> _THE DATA_:
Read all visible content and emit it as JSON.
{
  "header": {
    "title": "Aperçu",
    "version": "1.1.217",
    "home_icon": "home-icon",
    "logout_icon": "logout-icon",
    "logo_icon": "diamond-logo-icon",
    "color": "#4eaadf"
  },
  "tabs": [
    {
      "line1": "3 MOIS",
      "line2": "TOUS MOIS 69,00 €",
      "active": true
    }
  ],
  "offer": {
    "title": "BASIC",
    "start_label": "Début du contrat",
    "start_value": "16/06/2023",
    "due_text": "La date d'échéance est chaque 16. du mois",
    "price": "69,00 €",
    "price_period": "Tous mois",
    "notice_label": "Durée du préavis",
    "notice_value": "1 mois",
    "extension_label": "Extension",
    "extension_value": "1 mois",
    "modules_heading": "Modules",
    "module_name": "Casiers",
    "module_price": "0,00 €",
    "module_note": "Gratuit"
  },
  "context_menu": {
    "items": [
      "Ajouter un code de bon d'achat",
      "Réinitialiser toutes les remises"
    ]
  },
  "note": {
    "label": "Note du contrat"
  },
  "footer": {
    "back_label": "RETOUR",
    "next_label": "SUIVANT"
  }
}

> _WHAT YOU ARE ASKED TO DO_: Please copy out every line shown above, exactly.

> _ANSWER BOX_:
Read all visible content and emit it as JSON.
{
  "header": {
    "title": "Aperçu",
    "version": "1.1.217",
    "home_icon": "home-icon",
    "logout_icon": "logout-icon",
    "logo_icon": "diamond-logo-icon",
    "color": "#4eaadf"
  },
  "tabs": [
    {
      "line1": "3 MOIS",
      "line2": "TOUS MOIS 69,00 €",
      "active": true
    }
  ],
  "offer": {
    "title": "BASIC",
    "start_label": "Début du contrat",
    "start_value": "16/06/2023",
    "due_text": "La date d'échéance est chaque 16. du mois",
    "price": "69,00 €",
    "price_period": "Tous mois",
    "notice_label": "Durée du préavis",
    "notice_value": "1 mois",
    "extension_label": "Extension",
    "extension_value": "1 mois",
    "modules_heading": "Modules",
    "module_name": "Casiers",
    "module_price": "0,00 €",
    "module_note": "Gratuit"
  },
  "context_menu": {
    "items": [
      "Ajouter un code de bon d'achat",
      "Réinitialiser toutes les remises"
    ]
  },
  "note": {
    "label": "Note du contrat"
  },
  "footer": {
    "back_label": "RETOUR",
    "next_label": "SUIVANT"
  }
}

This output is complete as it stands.